Antiganglioside GM1 antibodies and their complement activating capacity in central and peripheral nervous system disorders and in controls

Eur Neurol. 1998;39(2):103-10. doi: 10.1159/000007916.


So far, the pathogenic significance and use for diagnosis of antiganglioside GM1 antibodies (anti-GM1) are unclear. We therefore compared serum IgM and IgG antimonosialo ganglioside GM1 levels of 33 patients with presumed immune-mediated neuropathies, 100 patients with various other central or peripheral neurological disorders, and 110 controls by ELISA. We also measured the complement-activating capacity of anti-GM1 by C5b-9-GM1-ELISA to evaluate its value to distinguish between pathogenic and nonpathogenic autoantibodies. Low levels of anti-GM1 were observed in all disease categories and in controls (healthy blood donors). Twenty-four of the controls including the 10 with the highest serum IgM or IgG anti-GM1 were examined for neurological disorders in a double-blind checkup study. In the patients, elevated IgM anti-GM1 levels were predominantly found in those with neuropathies (NP), but barely in patients with central nervous system disease (CNSD). We found elevated IgG anti-GM1 levels predominantly in patients with NP of inflammatory origin (multifocal motor neuropathy, chronic inflammatory demyelinating polyneuropathy or Guillain-Barré syndrome), rarely in patients with NP of noninflammatory origin or CNSD, but not in the control disease group myasthenia gravis (MG). Median levels of IgM-, IgG-, (IgM+IgG)-, and C5b-9-binding anti-GM1 were significantly higher in patients with inflammatory NP as compared to the controls (p < 0.025). In addition, median levels of IgG- and (IgM+IgG)-anti-GM1 were significantly higher in inflammatory NP versus CNSD. Elevated complement-binding activity was associated with low or elevated IgM and/or IgG anti-GM1. Nevertheless, there was a significant correlation between anti-GM1 level (IgM+IgG) and the respective complement-activating capacity (r = 0.758; n = 243). Estimation of anti-GM1 and their respective complement-activating capacity may be helpful in the diagnosis of inflammatory neuropathies. However, neither an elevated anti-GM1 level nor an increased C5b-9 binding seems specific for a given disease category (e.g. peripheral nerve disease) nor a disease process (e.g. demyelination or inflammation).
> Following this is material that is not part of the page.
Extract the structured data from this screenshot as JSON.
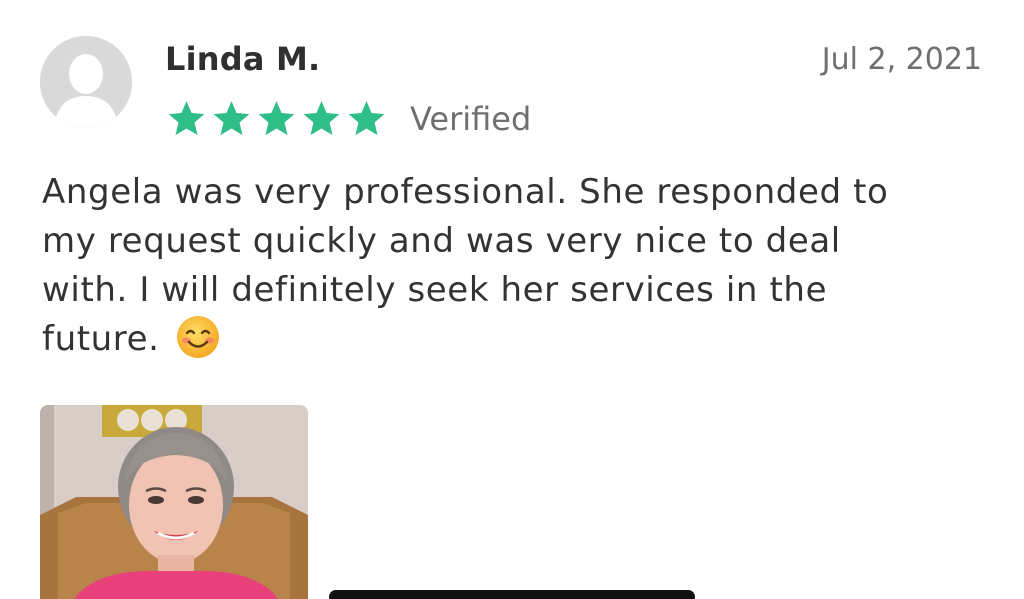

Publication types

  • Research Support, Non-U.S. Gov't

MeSH terms

  • Adolescent
  • Adult
  • Aged
  • Aged, 80 and over
  • Blood Donors
  • Case-Control Studies
  • Central Nervous System Diseases / immunology*
  • Complement Activation / immunology*
  • Complement Membrane Attack Complex / biosynthesis
  • Enzyme-Linked Immunosorbent Assay
  • Female
  • G(M1) Ganglioside / immunology*
  • Humans
  • Immunoglobulin G / blood*
  • Immunoglobulin M / blood*
  • Male
  • Middle Aged
  • Peripheral Nervous System Diseases / immunology*
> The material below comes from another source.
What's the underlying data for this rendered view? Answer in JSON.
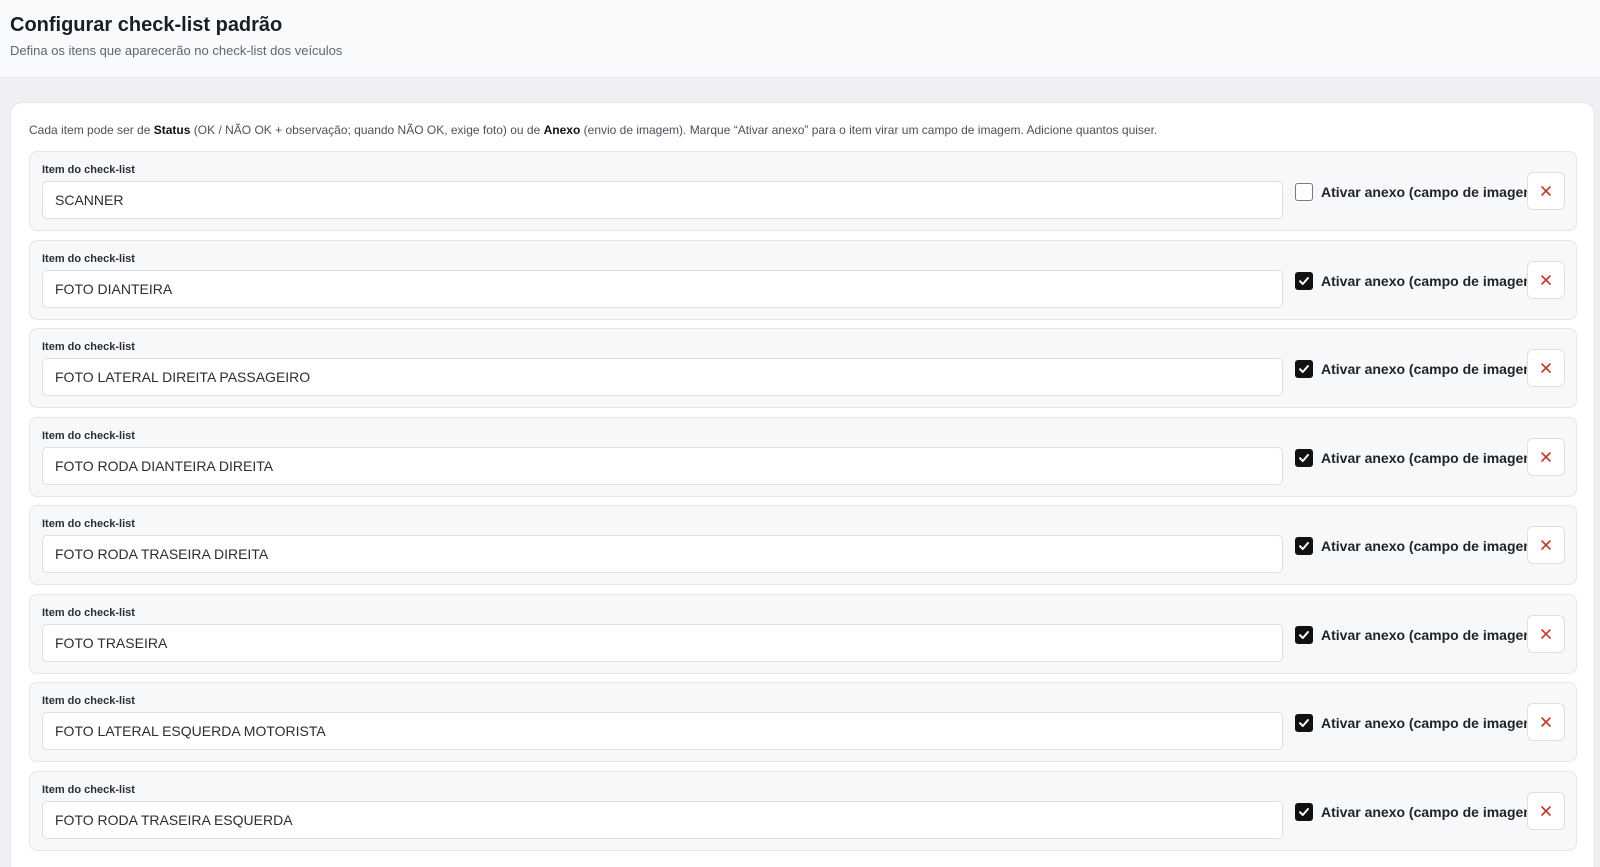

  • Complement Membrane Attack Complex
  • Immunoglobulin G
  • Immunoglobulin M
  • G(M1) Ganglioside